In the following, I use the standard notation for (solid) mechanics and conservation laws, i.e. $ F$ the formation gradient, $ H$ the cofactor, $ v$ the velocity field and $ J$ the Jacobian. Moreover, $ X$ is for the initial configuration where functions and fields are expressed using a bar and $ x$ is for the mapped {current) configuration.

The rate of deformation gradient can be expressed as: $ \frac{\partial F}{\partial t} = \nabla \bar{v} $ .

Now I know how to derive the total (TLF) $ \frac{d}{dt}\int_V F \; dV = \int_{\partial V} \bar{v}\otimes N \; dA$ and updated (ULF) $ \int_{v(t)} J^{-1} \left.\frac{\partial F}{\partial t}\right\vert_{X} \; dv = \int_{v(t)} \nabla\cdot (v\otimes H) dv$ lagrangian formulations.

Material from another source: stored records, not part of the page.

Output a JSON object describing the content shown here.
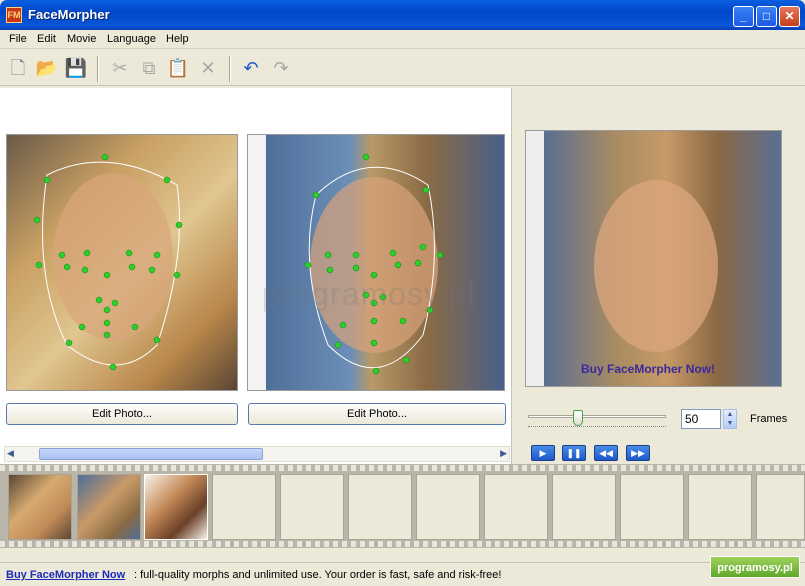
{
  "window": {
    "title": "FaceMorpher",
    "icon_text": "FM"
  },
  "titlebar_buttons": {
    "minimize": "_",
    "maximize": "□",
    "close": "✕"
  },
  "menu": [
    "File",
    "Edit",
    "Movie",
    "Language",
    "Help"
  ],
  "toolbar": {
    "icons": [
      "new-icon",
      "open-icon",
      "save-icon",
      "cut-icon",
      "copy-icon",
      "paste-icon",
      "delete-icon",
      "undo-icon",
      "redo-icon"
    ]
  },
  "editor": {
    "photo1_edit_label": "Edit Photo...",
    "photo2_edit_label": "Edit Photo..."
  },
  "preview": {
    "overlay_text": "Buy FaceMorpher Now!"
  },
  "frames": {
    "value": "50",
    "label": "Frames",
    "slider_position": 0.18
  },
  "playback": [
    "play-icon",
    "pause-icon",
    "rewind-icon",
    "forward-icon"
  ],
  "status": {
    "link": "Buy FaceMorpher Now",
    "message": ": full-quality morphs and unlimited use. Your order is fast, safe and risk-free!"
  },
  "watermark": "programosy.pl",
  "badge": "programosy.pl",
  "colors": {
    "accent": "#0a5fe0",
    "landmark": "#2bd02b",
    "link": "#1b2ab8"
  }
}
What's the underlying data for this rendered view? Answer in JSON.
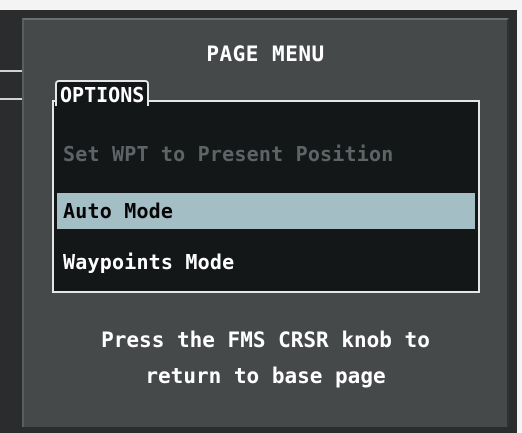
{
  "dialog": {
    "title": "PAGE MENU",
    "options_label": "OPTIONS",
    "items": [
      {
        "label": "Set WPT to Present Position",
        "state": "disabled"
      },
      {
        "label": "Auto Mode",
        "state": "selected"
      },
      {
        "label": "Waypoints Mode",
        "state": "enabled"
      }
    ],
    "instruction_line1": "Press the FMS CRSR knob to",
    "instruction_line2": "return to base page"
  },
  "colors": {
    "panel": "#46494a",
    "list_background": "#131718",
    "selection_highlight": "#a4bec6",
    "disabled_text": "#5e6466",
    "text": "#ffffff"
  }
}
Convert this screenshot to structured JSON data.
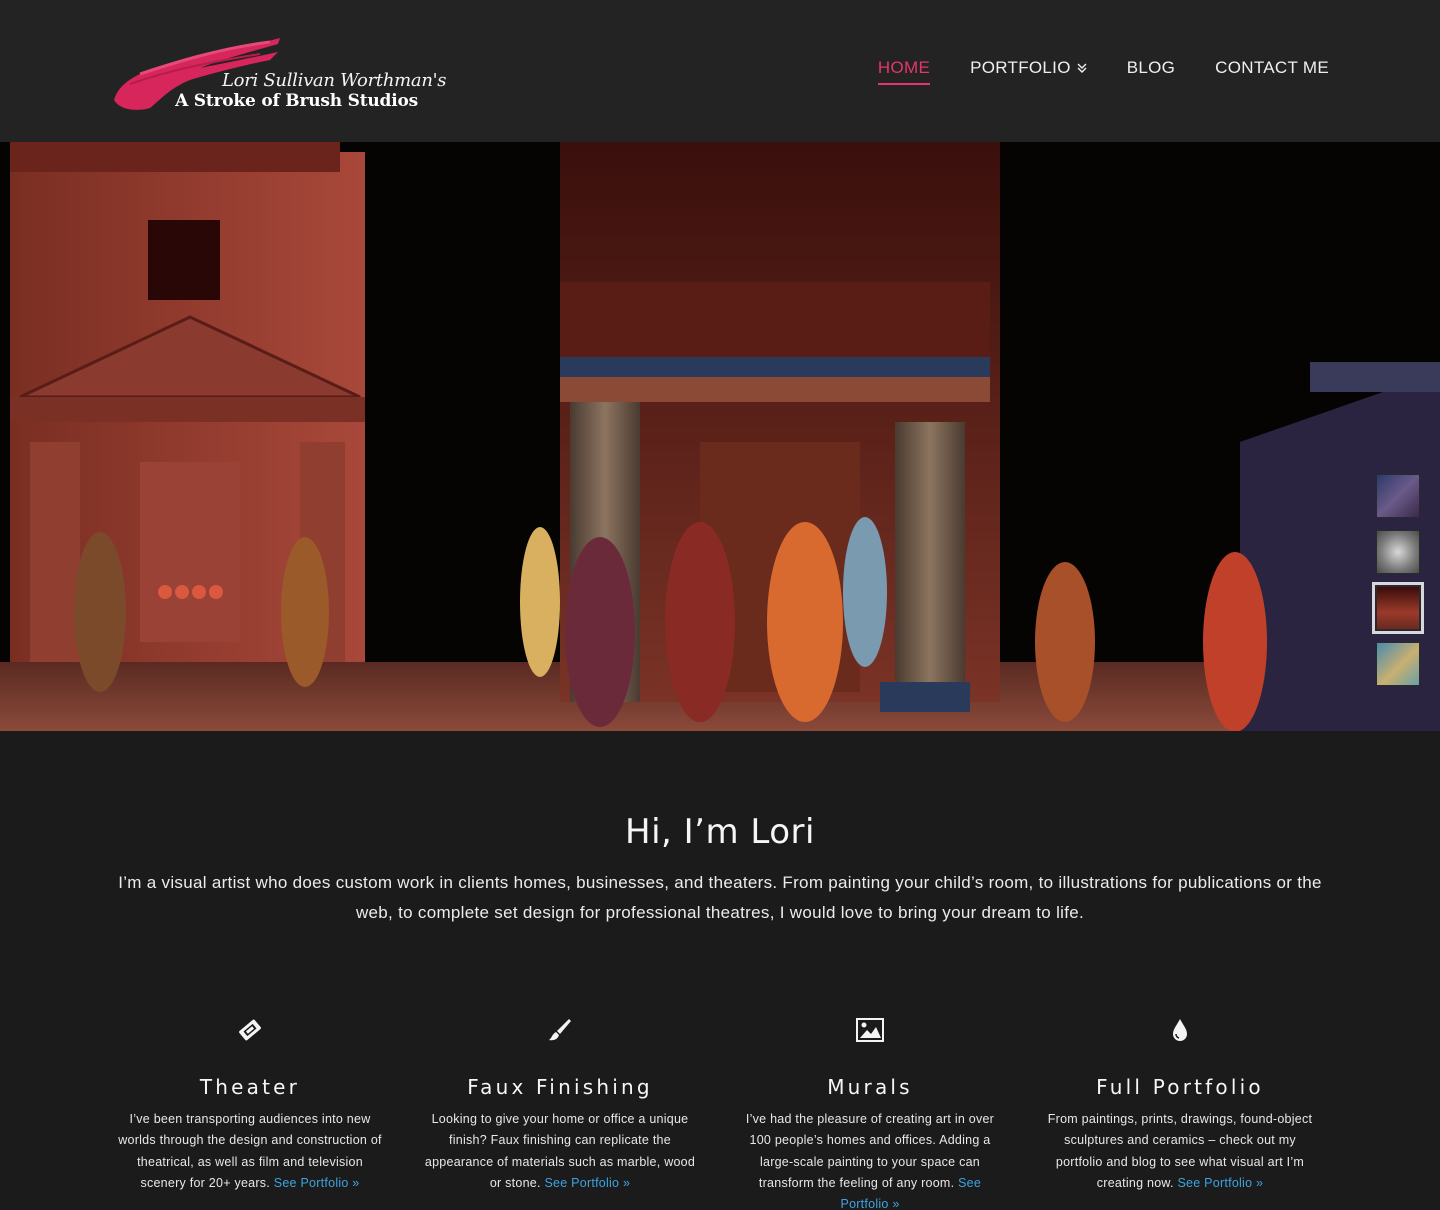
{
  "header": {
    "logo": {
      "line1": "Lori Sullivan Worthman's",
      "line2": "A Stroke of Brush Studios",
      "brush_color": "#d6265b"
    },
    "nav": [
      {
        "label": "HOME",
        "active": true
      },
      {
        "label": "PORTFOLIO",
        "has_dropdown": true,
        "icon": "double-chevron-down-icon"
      },
      {
        "label": "BLOG"
      },
      {
        "label": "CONTACT ME"
      }
    ],
    "accent_color": "#e6356b"
  },
  "slider": {
    "thumbnails": [
      {
        "icon": "thumbnail-stage-blue",
        "active": false
      },
      {
        "icon": "thumbnail-ornament",
        "active": false
      },
      {
        "icon": "thumbnail-stage-red",
        "active": true
      },
      {
        "icon": "thumbnail-mural",
        "active": false
      }
    ]
  },
  "intro": {
    "heading": "Hi, I’m Lori",
    "text": "I’m a visual artist who does custom work in clients homes, businesses, and theaters. From painting your child’s room, to illustrations for publications or the web, to complete set design for professional theatres, I would love to bring your dream to life."
  },
  "features": [
    {
      "icon": "ticket-icon",
      "title": "Theater",
      "text": "I’ve been transporting audiences into new worlds through the design and construction of theatrical, as well as film and television scenery for 20+ years.",
      "link": "See Portfolio »"
    },
    {
      "icon": "paint-brush-icon",
      "title": "Faux Finishing",
      "text": "Looking to give your home or office a unique finish? Faux finishing can replicate the appearance of materials such as marble, wood or stone.",
      "link": "See Portfolio »"
    },
    {
      "icon": "picture-icon",
      "title": "Murals",
      "text": "I’ve had the pleasure of creating art in over 100 people’s homes and offices. Adding a large-scale painting to your space can transform the feeling of any room.",
      "link": "See Portfolio »"
    },
    {
      "icon": "tint-drop-icon",
      "title": "Full Portfolio",
      "text": "From paintings, prints, drawings, found-object sculptures and ceramics – check out my portfolio and blog to see what visual art I’m creating now.",
      "link": "See Portfolio »"
    }
  ],
  "link_color": "#3ea3e0"
}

I would like to get, if it exists, the Eulerian formulation of the above, as well as the ALE and Total ALE formulation of it.

To do so, I tried to start from TLF, I switch to the current configuration $ v(t)$ using $ J$ and I use the Reynold’s transport theorem to get rid of the total time derivative on the integral and to get the convective term. I end up with:

$ \int_{v(t)} \frac{\partial J^{-1}F}{\partial t} + \nabla\cdot(J^{-1}F\otimes v) \; dv = \int_{v(t)} \nabla\cdot (v\otimes H^{-1}) \; dv$

Are the mathematics correct? And can I reach these formulations? May I say that I prefer integral forms..